When Elizabeth Dean was four, her mother took her out of kindergarten to teach her at home because she could already read Charlotte’s Web while other kids were just learning how to write the letter C.
That was 10 years ago and homeschooling was “still on the fringe of acceptability,” said Elizabeth’s mother, Lisa Dean, between classes in the family home on the history of ancient Rome, the writings of Edgar Allen Poe, online geometry and English for Elizabeth, 14, and 11-year-old Teddy.
“Ten years ago, folks typically would list their reasons for homeschooling as religious reasons or wanting to fly under the government radar,” she said.
But she gave up a well-paid job as a lawyer in Washington to become a stay-at-home mom who homeschools for academic reasons and because she is a self-avowed mother hen.
“I read the same things everyone else reads about what’s happening in schools — sexual activity, drugs, bullying, violence — and don’t feel that kids need to experience that,” she said.
Dean hailed homeschooling for allowing children to choose topics they are interested in, within a set curriculum, and to advance at their own pace.
When Elizabeth, who goes by the nickname Bitsy, begins high school next term, she will enroll in Spanish and writing courses at the local community college, while continuing her homeschooling, which will include an online trigonometry course for students two years older than she is.
Homeschooling dates back to colonial America, but lost ground when institutionalized schooling became compulsory in the mid-1800s.
At the height of the hippy culture in the 1960s, homeschooling enjoyed a renaissance as left-wingers seeking to buck the establishment taught their children themselves.
Christian conservatives were the next to embrace homeschooling, and “by 1990, 85 to 90 percent of all homeschoolers came from the ranks of the religious right,” Paul Petersen, a senior fellow at Stanford University’s Hoover Institution, wrote in Education Next, which he edits.
The number of homeschooled children soared by 29 percent between 1999 and 2003, from 850,000 to roughly 1.1 million, data from the National Center for Education Statistics (NCES) show.
In Maryland, which keeps its own statistics on homeschooling, there were 2,296 home-schooled children in 1990, and more than 10 times that number — 24,227 — in 2006.

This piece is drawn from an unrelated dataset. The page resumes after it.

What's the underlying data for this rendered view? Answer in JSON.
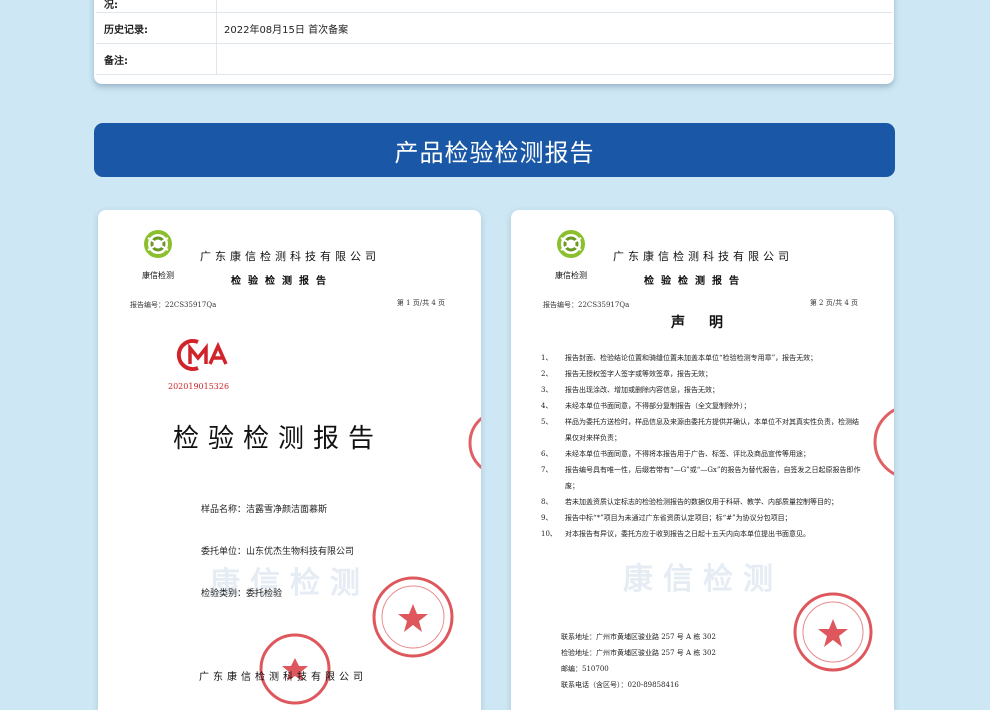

A survey conducted in 2003 by the NCES showed that the reason given most often by parents for homeschooling their children was the environment in traditional schools.
Just over 30 percent of parents polled said they homeschooled their kids because of worries for their safety, about drugs or peer pressure.
Slightly less than 30 percent said they chose to homeschool their children for moral or religious reasons and 16.5 percent because they were unhappy with the academics in traditional schools.
Tamara Bergen has homeschooled her two daughters for the past 15 years, partly because she wants to share her Christian values with them, but also because “families that educate at home have more flexibility with their schedules.”
“You can teach to your child’s level, abilities, pace, interests, gifts and talents. Home education teaches students to be self-starters and independent learners,” says her Web site, theenterprisinghomeschooler.com.
The biggest criticism leveled at homeschooling is that it deprives children of social contact.